*ASSIGNMENT*.
Scan the entries that follow for the word "thumb", then report every line in which it appears.

*GIVEN RECORDS*.
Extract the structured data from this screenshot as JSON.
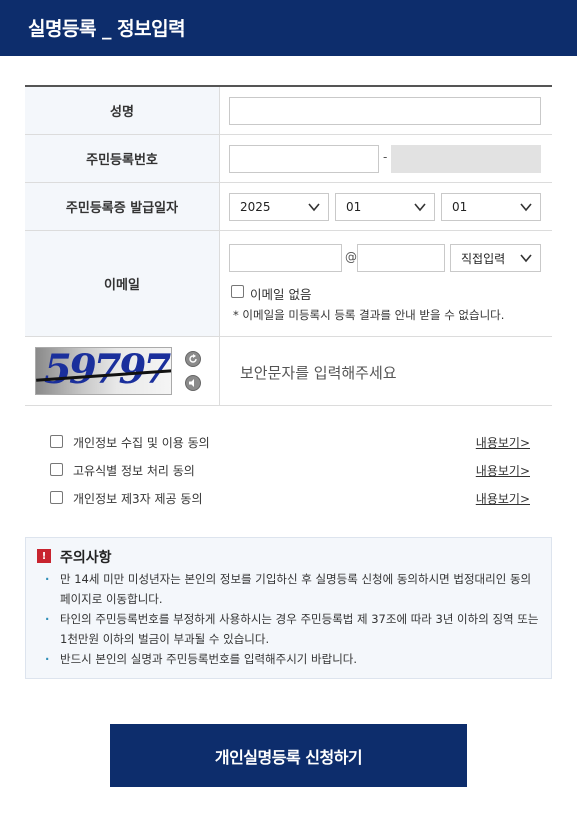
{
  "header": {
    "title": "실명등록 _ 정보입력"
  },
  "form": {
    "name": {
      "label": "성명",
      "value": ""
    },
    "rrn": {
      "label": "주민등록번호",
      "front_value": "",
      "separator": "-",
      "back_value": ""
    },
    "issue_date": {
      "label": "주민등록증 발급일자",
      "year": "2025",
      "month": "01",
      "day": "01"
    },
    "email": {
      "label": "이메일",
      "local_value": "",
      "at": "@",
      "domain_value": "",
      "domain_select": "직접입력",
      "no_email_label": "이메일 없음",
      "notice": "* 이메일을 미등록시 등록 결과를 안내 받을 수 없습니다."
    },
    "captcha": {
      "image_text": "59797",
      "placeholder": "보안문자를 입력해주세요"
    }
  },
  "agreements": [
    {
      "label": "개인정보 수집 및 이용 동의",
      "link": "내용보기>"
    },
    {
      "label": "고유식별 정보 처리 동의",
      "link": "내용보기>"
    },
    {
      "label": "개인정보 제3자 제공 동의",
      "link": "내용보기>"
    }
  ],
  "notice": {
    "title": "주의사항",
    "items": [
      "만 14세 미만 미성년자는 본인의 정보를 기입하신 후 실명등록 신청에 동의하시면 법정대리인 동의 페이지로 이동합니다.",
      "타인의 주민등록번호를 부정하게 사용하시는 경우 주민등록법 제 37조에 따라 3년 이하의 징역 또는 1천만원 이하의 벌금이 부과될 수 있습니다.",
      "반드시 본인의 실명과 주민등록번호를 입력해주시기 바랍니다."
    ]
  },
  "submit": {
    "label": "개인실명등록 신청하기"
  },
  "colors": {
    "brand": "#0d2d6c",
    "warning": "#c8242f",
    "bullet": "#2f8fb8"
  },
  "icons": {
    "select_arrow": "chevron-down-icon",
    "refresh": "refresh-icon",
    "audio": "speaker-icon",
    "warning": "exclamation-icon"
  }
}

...

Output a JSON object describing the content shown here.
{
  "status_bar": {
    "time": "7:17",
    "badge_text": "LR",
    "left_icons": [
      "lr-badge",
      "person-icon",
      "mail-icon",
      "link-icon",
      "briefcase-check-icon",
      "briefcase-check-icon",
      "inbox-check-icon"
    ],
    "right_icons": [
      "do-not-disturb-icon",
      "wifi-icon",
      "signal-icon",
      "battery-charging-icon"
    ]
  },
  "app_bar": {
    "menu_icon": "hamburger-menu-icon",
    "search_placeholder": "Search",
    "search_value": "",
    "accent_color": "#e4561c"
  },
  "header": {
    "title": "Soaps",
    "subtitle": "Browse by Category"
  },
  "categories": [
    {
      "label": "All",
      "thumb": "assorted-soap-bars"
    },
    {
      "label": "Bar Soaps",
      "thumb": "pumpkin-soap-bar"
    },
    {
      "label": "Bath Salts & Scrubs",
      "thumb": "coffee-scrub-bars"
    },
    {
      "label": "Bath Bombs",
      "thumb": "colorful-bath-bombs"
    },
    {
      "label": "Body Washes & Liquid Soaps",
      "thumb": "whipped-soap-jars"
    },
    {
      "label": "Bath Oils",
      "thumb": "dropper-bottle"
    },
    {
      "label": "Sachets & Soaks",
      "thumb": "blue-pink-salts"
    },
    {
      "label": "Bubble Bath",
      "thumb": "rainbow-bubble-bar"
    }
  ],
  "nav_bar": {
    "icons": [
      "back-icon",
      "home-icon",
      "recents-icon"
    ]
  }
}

*OUTPUT OF THE TASK*.
      "thumb": "assorted-soap-bars"
      "thumb": "pumpkin-soap-bar"
      "thumb": "coffee-scrub-bars"
      "thumb": "colorful-bath-bombs"
      "thumb": "whipped-soap-jars"
      "thumb": "dropper-bottle"
      "thumb": "blue-pink-salts"
      "thumb": "rainbow-bubble-bar"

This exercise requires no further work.